it was described as being 'magestic' and the photos indicated that it did have a strong design point of view...part boat, part factory, part dungeon.  i couldn't resist.

The apartment is located in a long courtyard filled with greenery and building extensions off of the main courtyard.  The entrance brings you to the dramatic sitting area and corner kitchen...

leading to the ramp up to the bathroom, dominated by the tub.

The rest of the apartment is down, down...

and then up again.

The steps even go down again to a cave-like area,

The apartment is full of unusual objects that give the apartment an air of an antique shop or industrial museum.

It has been fun to explore and discover the nooks and crannies of this space.  Perhaps the most unusual thing   I found was a shower at the bottom of the stairs...

Yes there is a drain underneath but I am trying to figure out why one would want to take a shower there.

I am glad I stayed here but  I think the apartment was designed more for artistic effect than for practical living.     The bathroom is a long way to go in the middle of the night, especially up a slippery ramp.  (If it were me to decide, I would ditch the bathtub for a shower and make a bedroom/bath on that entry level floor).

'Magestic"? No.  Quirky?  Yes.

Tuesday, September 11, 2012

Paris Cafe

Who wouldn't want to attend the launching of a book called "Paris Cafe"?  Passing by the venerable Shakespeare & Co. bookshop, I saw the announcement in the window and decided it would be worth the effort to attend that evening.

Normally these events are held inside the bookstore but since they anticipated a large crowd and balmy weather, it was held in front.  Bosco and I snagged a prime seat as did others of the anglophone community as the formal introductions began.

The three authors (two writers and an illustrator) took turns discussing the Paris cafe through history, its cultural, social, and political roles, and their personal 'cafe' experiences.  

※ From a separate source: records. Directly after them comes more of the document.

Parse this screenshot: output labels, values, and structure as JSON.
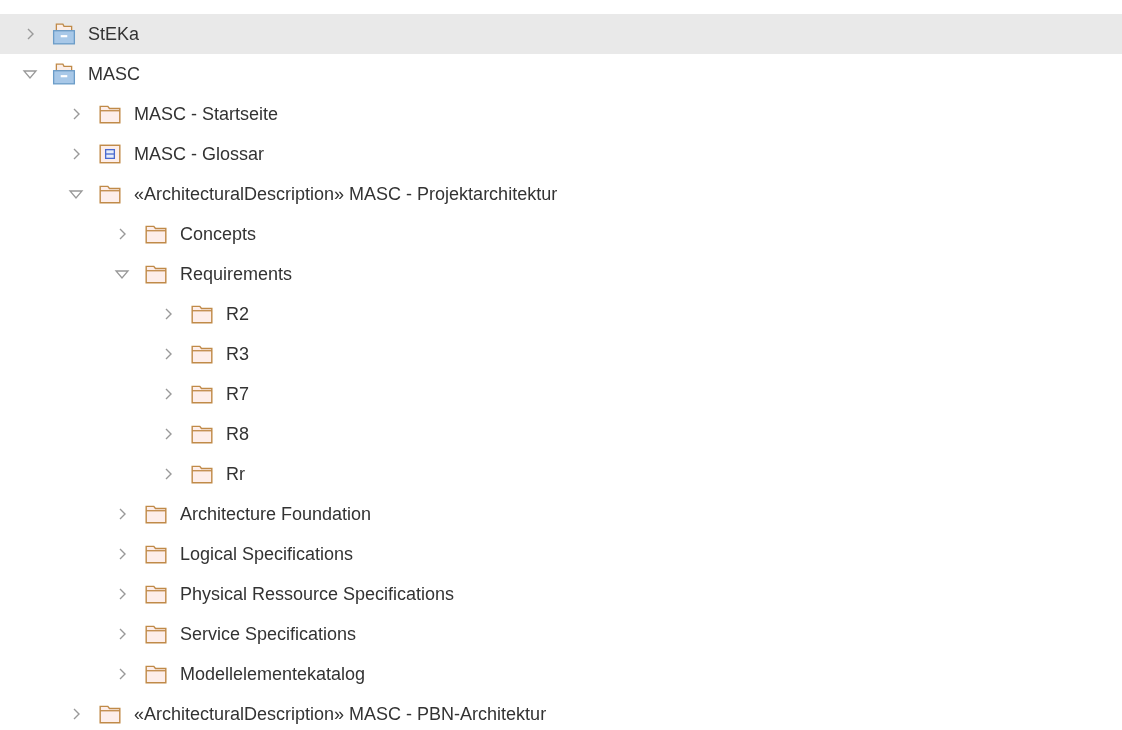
{
  "tree": [
    {
      "label": "StEKa",
      "kind": "package",
      "expanded": false,
      "selected": true
    },
    {
      "label": "MASC",
      "kind": "package",
      "expanded": true,
      "selected": false,
      "children": [
        {
          "label": "MASC - Startseite",
          "kind": "folder",
          "expanded": false,
          "selected": false
        },
        {
          "label": "MASC - Glossar",
          "kind": "glossary",
          "expanded": false,
          "selected": false
        },
        {
          "label": "«ArchitecturalDescription» MASC - Projektarchitektur",
          "kind": "folder",
          "expanded": true,
          "selected": false,
          "children": [
            {
              "label": "Concepts",
              "kind": "folder",
              "expanded": false,
              "selected": false
            },
            {
              "label": "Requirements",
              "kind": "folder",
              "expanded": true,
              "selected": false,
              "children": [
                {
                  "label": "R2",
                  "kind": "folder",
                  "expanded": false,
                  "selected": false
                },
                {
                  "label": "R3",
                  "kind": "folder",
                  "expanded": false,
                  "selected": false
                },
                {
                  "label": "R7",
                  "kind": "folder",
                  "expanded": false,
                  "selected": false
                },
                {
                  "label": "R8",
                  "kind": "folder",
                  "expanded": false,
                  "selected": false
                },
                {
                  "label": "Rr",
                  "kind": "folder",
                  "expanded": false,
                  "selected": false
                }
              ]
            },
            {
              "label": "Architecture Foundation",
              "kind": "folder",
              "expanded": false,
              "selected": false
            },
            {
              "label": "Logical Specifications",
              "kind": "folder",
              "expanded": false,
              "selected": false
            },
            {
              "label": "Physical Ressource Specifications",
              "kind": "folder",
              "expanded": false,
              "selected": false
            },
            {
              "label": "Service Specifications",
              "kind": "folder",
              "expanded": false,
              "selected": false
            },
            {
              "label": "Modellelementekatalog",
              "kind": "folder",
              "expanded": false,
              "selected": false
            }
          ]
        },
        {
          "label": "«ArchitecturalDescription» MASC - PBN-Architektur",
          "kind": "folder",
          "expanded": false,
          "selected": false
        }
      ]
    }
  ]
}
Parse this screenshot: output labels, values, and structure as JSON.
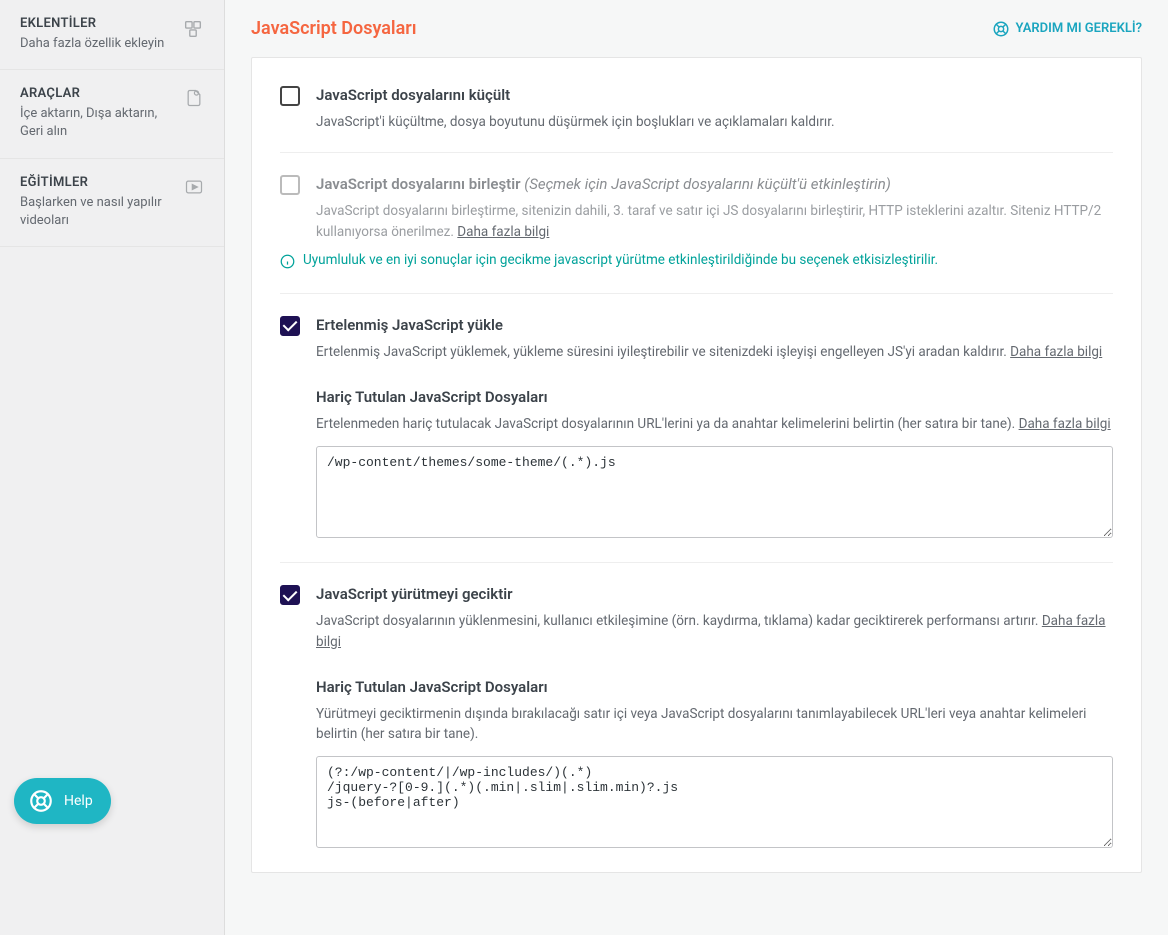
{
  "sidebar": {
    "items": [
      {
        "title": "EKLENTİLER",
        "subtitle": "Daha fazla özellik ekleyin",
        "icon": "blocks"
      },
      {
        "title": "ARAÇLAR",
        "subtitle": "İçe aktarın, Dışa aktarın, Geri alın",
        "icon": "page"
      },
      {
        "title": "EĞİTİMLER",
        "subtitle": "Başlarken ve nasıl yapılır videoları",
        "icon": "play"
      }
    ]
  },
  "header": {
    "title": "JavaScript Dosyaları",
    "help_label": "YARDIM MI GEREKLİ?"
  },
  "options": {
    "minify": {
      "title": "JavaScript dosyalarını küçült",
      "desc": "JavaScript'i küçültme, dosya boyutunu düşürmek için boşlukları ve açıklamaları kaldırır."
    },
    "combine": {
      "title": "JavaScript dosyalarını birleştir",
      "hint": "(Seçmek için JavaScript dosyalarını küçült'ü etkinleştirin)",
      "desc": "JavaScript dosyalarını birleştirme, sitenizin dahili, 3. taraf ve satır içi JS dosyalarını birleştirir, HTTP isteklerini azaltır. Siteniz HTTP/2 kullanıyorsa önerilmez.",
      "more": "Daha fazla bilgi",
      "notice": "Uyumluluk ve en iyi sonuçlar için gecikme javascript yürütme etkinleştirildiğinde bu seçenek etkisizleştirilir."
    },
    "defer": {
      "title": "Ertelenmiş JavaScript yükle",
      "desc": "Ertelenmiş JavaScript yüklemek, yükleme süresini iyileştirebilir ve sitenizdeki işleyişi engelleyen JS'yi aradan kaldırır.",
      "more": "Daha fazla bilgi",
      "exclude_title": "Hariç Tutulan JavaScript Dosyaları",
      "exclude_desc": "Ertelenmeden hariç tutulacak JavaScript dosyalarının URL'lerini ya da anahtar kelimelerini belirtin (her satıra bir tane).",
      "exclude_more": "Daha fazla bilgi",
      "exclude_value": "/wp-content/themes/some-theme/(.*).js"
    },
    "delay": {
      "title": "JavaScript yürütmeyi geciktir",
      "desc": "JavaScript dosyalarının yüklenmesini, kullanıcı etkileşimine (örn. kaydırma, tıklama) kadar geciktirerek performansı artırır.",
      "more": "Daha fazla bilgi",
      "exclude_title": "Hariç Tutulan JavaScript Dosyaları",
      "exclude_desc": "Yürütmeyi geciktirmenin dışında bırakılacağı satır içi veya JavaScript dosyalarını tanımlayabilecek URL'leri veya anahtar kelimeleri belirtin (her satıra bir tane).",
      "exclude_value": "(?:/wp-content/|/wp-includes/)(.*)\n/jquery-?[0-9.](.*)(.min|.slim|.slim.min)?.js\njs-(before|after)"
    }
  },
  "help_float": {
    "label": "Help"
  }
}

We learned that the oldest family-run cafe in Paris is The Select in Montparnasse,  that there used to be tens of thousands of cafes  (now about 7000), and that the serving of food in cafes is a new innovation.  The attraction of the cafes is not for the coffee (most agreed it is not very good) but for the possibility of social interaction.  And for the poor, starving artist and writers, it was a virtually free place to work: for the price of a coffee you had your table and access to light, heat, newspapers, and a toilet for as long as you wanted.  Although there were fears that the ban on smoking and the advent of Starbucks would have a deleterious effect on cafes, they have proven unfounded.    There were a few questions from the audience...

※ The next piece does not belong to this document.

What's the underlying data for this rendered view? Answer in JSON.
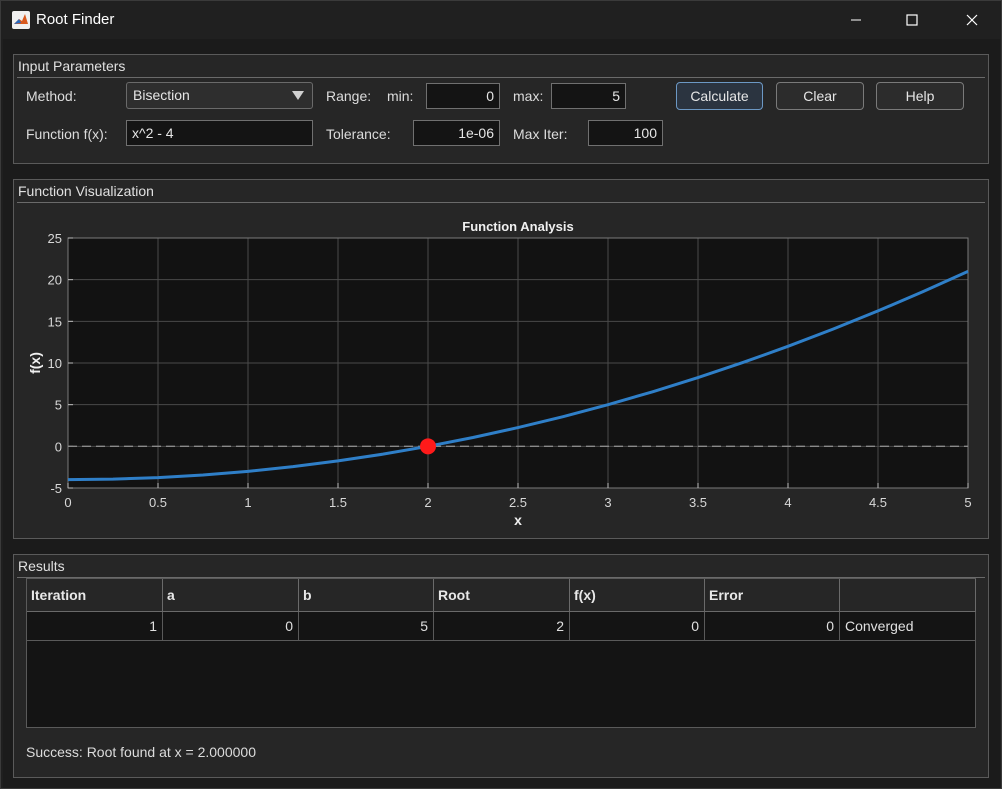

and then at the end of the presentation, many were inspired to go inside and buy a copy of the book.

I just wanted to go and sit in a cafe.

Monday, September 10, 2012

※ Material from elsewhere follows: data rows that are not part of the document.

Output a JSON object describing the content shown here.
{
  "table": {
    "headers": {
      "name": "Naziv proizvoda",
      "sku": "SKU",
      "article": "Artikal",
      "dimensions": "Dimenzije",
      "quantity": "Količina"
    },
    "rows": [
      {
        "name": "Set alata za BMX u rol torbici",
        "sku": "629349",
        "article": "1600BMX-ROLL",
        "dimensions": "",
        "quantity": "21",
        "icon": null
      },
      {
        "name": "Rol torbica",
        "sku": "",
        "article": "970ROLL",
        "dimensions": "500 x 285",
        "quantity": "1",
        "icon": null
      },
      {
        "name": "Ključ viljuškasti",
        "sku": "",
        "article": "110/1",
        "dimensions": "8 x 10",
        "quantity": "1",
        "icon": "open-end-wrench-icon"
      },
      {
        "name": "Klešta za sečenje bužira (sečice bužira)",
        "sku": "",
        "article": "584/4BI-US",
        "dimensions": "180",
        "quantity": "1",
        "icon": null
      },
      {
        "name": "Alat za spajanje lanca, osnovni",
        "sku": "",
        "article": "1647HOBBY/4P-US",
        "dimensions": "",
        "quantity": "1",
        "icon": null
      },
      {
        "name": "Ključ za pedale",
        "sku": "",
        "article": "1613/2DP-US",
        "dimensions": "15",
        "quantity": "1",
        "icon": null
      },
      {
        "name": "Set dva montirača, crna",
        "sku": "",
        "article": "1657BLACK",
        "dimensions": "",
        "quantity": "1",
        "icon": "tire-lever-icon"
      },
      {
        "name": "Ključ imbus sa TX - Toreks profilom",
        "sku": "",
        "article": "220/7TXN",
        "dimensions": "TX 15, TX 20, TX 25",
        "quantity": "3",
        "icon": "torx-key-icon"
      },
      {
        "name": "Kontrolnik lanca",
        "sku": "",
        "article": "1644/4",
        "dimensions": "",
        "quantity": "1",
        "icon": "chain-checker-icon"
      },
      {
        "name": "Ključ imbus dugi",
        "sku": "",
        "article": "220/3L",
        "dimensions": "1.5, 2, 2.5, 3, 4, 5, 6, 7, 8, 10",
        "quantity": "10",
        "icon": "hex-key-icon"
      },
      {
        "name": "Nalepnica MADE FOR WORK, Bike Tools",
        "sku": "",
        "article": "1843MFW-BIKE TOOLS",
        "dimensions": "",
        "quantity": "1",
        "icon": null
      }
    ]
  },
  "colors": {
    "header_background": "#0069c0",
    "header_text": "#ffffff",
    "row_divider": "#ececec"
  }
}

Brunch Chez Flora

When I suggested to my friend Laurence that we have Sunday brunch at the Auberge Flora in the 11th, she had visions of mimosas (champagne and orange juice), pastry, eggs benedict, bacon, and lots of coffee.   But Flora Mikula's brunch is a far cry from any of those generic experienes.

Her restaurant specializes in 'petits plats' and the brunch menu was a tour de force.

Fortified with a delicious glass of pear cider and some ham and cornichon nibbles,

We were then presented with an astonishing assortment of dishes and tastes. almost hiding Laurence across the table...

crunchy pocket



duck breast and chickpeas

homemade crackers and bread

tapenade, rabbit pate, goat cheese spread

mussels and fried sardines

We had to pace ourselves since there was still roast chicken and potatoes and these wonderful desserts to come (everything melon, strawberry, thyme-infused panna cotta, and a rich vanilla and chocolate pot au creme.)

It was nearly 3 hours before we departed, sated and with the knowledge that brunch does not have to be ordinary.